Dr. Gayane Novikova
September 15, 2017
The South Caucasus region is among the most vulnerable parts of Eurasia. Several external and internal factors greatly contribute to its instability. None can be analyzed separately owing to their interconnection, interaction, and mutual influence.
The most important factors have been defined by unresolved conflicts and the existence of three types of statehood in the region: Armenia, Azerbaijan, and Georgia are internationally recognized states; Abkhazia and South Ossetia are semi-recognized state entities; and the Republic of Artsakh (until February, 2017, the Nagorno Karabakh Republic) still is not recognized by any state. The vulnerability of the South Caucasus is rooted also in a lack of a very notion of regional security system: three main stakeholders of this area — Armenia, Azerbaijan, and Georgia — bind their own security mainly to the different external powers. Moreover, unlike Georgia and Armenia, Azerbaijan builds and maintains its security without actively cooperating with or being engaged in, any political-military bloc. To different degrees, each of these states has been excluding its immediate neighbor(s) from its security orbit.
Furthermore, the South Caucasus, being in a close proximity to the Middle East, faces the risk of becoming a target of the different Islamist terrorist organizations, that penetrate this region mainly from Syria, Turkey, and Afghanistan, as well as from the North Caucasus. Armenia’s security is quite sensitive to developments in the Middle East, especially in regard to a) the situation in Syria and the flow of Syrian refugees mainly of Armenian descent into Armenia, b) the Turkish-Iranian relations, and c) the regional implications of the Kurdish referendum on independence from Iraq.
And, finally, the degree of instability in the South Caucasus has been defined also by the increasing or decreasing involvement in the regional processes of external powers, such as Russia, Turkey, Iran, the EU, and the U.S., and their interaction with each other.
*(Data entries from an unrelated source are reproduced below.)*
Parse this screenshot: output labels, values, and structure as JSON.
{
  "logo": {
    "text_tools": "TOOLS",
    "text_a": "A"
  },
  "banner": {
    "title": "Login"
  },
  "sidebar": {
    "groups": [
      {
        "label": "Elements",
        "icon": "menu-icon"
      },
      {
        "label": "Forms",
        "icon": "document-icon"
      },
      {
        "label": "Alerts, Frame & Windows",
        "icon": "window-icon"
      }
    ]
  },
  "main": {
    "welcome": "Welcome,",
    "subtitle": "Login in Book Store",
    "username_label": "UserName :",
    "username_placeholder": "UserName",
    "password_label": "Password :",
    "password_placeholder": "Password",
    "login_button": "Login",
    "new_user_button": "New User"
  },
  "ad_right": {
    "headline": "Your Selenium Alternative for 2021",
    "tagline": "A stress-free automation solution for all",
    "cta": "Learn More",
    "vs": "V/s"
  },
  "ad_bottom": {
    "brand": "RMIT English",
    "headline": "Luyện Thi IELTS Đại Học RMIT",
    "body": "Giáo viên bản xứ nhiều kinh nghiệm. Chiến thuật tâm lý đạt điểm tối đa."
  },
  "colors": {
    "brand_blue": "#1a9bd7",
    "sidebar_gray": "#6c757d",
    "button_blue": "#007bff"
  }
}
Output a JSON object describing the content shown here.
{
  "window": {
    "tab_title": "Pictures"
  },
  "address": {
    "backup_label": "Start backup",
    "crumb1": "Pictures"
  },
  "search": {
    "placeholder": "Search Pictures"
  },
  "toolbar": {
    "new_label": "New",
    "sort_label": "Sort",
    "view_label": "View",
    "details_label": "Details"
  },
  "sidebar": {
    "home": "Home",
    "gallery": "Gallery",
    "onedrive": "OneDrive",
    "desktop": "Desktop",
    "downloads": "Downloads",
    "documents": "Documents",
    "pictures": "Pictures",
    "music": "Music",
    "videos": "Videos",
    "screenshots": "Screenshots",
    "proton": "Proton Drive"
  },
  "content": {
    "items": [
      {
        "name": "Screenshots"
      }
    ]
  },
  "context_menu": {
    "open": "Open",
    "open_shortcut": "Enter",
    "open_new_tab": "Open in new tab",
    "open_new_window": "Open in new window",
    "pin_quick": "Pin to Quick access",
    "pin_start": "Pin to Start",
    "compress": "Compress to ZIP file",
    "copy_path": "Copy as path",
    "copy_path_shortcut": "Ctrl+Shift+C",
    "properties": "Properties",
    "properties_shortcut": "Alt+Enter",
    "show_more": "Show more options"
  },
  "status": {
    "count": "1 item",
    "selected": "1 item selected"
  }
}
Any complications between the main external — to the South Caucasus — powers can lead to drastic changes in the security situation in this area.
Although the internal instability in all state entities of the South Caucasus has different roots, the external factors influence the internal developments of these states significantly. In particular, a lack of strategic vision by Armenia’s political elites, combined with internal political, economic, and social problems, increases the vulnerability of Armenia to external threats.
From the security view point the case of Armenia is the most complicated. In many ways it has been characterized by its direct involvement in the Nagorniy Karabakh (NK) conflict and full-scale political, economic, diplomatic, and military support to the unrecognized Republic of Artsakh. This factor lies at the foundation of Armenia’s relationships with all its neighbors and limits its maneuverability. It does not have diplomatic relations with Turkey and Azerbaijan — two of its immediate neighbors; it tries to achieve as highest as possible level of partnership with Georgia, and it seeks to preserve balanced relations with Iran. In the meantime, the Armenia-Russia relationship in many ways influences Armenia’s relationships with its immediate neighbors.